> **Exercise description**
From the entries below, extract every line that includes the word "Hades".

Extracted information section start

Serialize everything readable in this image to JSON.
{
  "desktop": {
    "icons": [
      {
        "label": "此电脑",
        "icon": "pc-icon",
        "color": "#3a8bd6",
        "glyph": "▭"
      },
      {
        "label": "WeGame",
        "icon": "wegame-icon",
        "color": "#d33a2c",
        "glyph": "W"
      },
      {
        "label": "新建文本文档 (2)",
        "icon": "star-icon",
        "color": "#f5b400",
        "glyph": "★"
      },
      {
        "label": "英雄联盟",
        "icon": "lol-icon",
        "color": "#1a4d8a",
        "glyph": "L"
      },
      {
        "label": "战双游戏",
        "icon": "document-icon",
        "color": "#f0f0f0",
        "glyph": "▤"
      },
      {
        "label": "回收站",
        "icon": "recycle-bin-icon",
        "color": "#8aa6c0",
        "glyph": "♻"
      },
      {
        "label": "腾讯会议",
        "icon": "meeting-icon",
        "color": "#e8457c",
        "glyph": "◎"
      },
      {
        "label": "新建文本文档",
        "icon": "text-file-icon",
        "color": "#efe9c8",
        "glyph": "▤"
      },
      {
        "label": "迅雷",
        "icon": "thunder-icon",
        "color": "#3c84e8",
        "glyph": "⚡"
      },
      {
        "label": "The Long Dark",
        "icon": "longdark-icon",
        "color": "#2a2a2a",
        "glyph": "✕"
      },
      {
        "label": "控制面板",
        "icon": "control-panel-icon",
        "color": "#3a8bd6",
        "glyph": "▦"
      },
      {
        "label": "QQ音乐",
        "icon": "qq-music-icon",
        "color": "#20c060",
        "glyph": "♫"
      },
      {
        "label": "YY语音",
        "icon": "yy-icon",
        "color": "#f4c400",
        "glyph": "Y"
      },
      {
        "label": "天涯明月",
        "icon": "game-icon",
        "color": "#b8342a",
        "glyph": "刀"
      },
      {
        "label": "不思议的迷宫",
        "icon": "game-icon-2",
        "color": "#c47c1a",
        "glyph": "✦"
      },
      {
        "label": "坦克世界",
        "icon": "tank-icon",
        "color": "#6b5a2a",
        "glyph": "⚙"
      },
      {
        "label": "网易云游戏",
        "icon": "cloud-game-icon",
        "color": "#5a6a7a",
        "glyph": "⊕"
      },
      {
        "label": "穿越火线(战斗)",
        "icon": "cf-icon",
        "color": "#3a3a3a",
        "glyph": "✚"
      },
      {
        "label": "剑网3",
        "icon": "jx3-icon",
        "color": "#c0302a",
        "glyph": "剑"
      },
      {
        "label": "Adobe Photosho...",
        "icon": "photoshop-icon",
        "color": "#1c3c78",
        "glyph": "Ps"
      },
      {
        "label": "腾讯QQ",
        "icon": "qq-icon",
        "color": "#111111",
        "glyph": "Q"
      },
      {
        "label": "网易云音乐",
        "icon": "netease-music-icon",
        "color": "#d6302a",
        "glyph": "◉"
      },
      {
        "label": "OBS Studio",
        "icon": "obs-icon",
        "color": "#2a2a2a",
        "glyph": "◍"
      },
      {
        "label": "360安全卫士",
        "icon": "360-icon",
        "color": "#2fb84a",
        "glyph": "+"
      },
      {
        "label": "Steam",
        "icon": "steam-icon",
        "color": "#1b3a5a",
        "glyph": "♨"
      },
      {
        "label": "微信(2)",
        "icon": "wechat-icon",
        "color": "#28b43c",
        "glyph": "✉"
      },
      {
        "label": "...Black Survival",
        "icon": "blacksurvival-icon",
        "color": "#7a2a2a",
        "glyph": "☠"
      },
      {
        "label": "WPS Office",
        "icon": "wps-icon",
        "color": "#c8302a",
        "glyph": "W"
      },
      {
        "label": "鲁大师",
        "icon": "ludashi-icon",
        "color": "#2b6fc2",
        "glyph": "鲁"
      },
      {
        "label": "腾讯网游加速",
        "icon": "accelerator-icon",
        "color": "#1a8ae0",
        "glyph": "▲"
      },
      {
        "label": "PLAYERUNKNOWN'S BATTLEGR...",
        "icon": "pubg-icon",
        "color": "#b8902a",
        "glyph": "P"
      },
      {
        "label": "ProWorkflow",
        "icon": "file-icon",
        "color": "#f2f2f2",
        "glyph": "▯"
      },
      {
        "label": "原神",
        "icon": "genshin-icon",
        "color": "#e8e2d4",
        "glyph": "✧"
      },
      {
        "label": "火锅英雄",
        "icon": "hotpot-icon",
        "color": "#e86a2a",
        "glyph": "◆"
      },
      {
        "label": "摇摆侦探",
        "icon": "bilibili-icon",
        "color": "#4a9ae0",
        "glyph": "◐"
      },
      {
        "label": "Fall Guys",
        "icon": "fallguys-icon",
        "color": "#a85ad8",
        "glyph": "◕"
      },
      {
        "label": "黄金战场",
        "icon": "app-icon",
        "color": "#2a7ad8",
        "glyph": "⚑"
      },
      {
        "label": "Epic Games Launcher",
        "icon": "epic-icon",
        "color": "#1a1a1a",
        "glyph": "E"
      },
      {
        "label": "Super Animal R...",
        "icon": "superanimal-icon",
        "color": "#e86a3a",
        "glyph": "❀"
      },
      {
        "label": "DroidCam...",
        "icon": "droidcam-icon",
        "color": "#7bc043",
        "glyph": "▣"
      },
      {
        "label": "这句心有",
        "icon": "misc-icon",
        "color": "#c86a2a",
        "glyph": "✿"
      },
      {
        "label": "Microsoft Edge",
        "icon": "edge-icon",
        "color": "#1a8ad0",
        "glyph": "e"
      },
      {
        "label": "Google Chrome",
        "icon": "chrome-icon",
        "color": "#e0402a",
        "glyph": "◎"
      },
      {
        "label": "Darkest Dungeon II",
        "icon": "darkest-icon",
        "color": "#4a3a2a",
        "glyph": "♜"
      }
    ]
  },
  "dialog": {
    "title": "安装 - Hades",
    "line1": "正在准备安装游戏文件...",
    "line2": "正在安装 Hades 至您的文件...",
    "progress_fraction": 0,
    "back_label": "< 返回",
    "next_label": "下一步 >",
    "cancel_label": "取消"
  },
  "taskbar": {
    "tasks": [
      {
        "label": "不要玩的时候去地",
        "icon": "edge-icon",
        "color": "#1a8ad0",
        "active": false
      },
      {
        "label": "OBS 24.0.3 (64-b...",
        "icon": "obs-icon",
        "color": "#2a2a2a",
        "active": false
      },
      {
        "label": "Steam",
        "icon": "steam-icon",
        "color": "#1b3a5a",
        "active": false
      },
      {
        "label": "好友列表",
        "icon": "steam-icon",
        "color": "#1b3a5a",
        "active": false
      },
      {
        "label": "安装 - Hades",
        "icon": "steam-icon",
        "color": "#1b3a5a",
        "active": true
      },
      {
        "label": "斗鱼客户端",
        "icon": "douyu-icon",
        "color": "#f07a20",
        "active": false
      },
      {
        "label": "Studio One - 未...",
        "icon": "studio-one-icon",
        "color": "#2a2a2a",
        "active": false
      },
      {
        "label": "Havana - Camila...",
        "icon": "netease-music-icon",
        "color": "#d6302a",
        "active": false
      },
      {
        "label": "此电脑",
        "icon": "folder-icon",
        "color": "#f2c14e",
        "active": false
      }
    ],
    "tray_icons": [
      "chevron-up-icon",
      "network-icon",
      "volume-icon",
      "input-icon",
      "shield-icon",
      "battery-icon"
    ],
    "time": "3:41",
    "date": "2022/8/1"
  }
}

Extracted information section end

> **Answer to the exercise**
    "title": "安装 - Hades",
    "line2": "正在安装 Hades 至您的文件...",
        "label": "安装 - Hades",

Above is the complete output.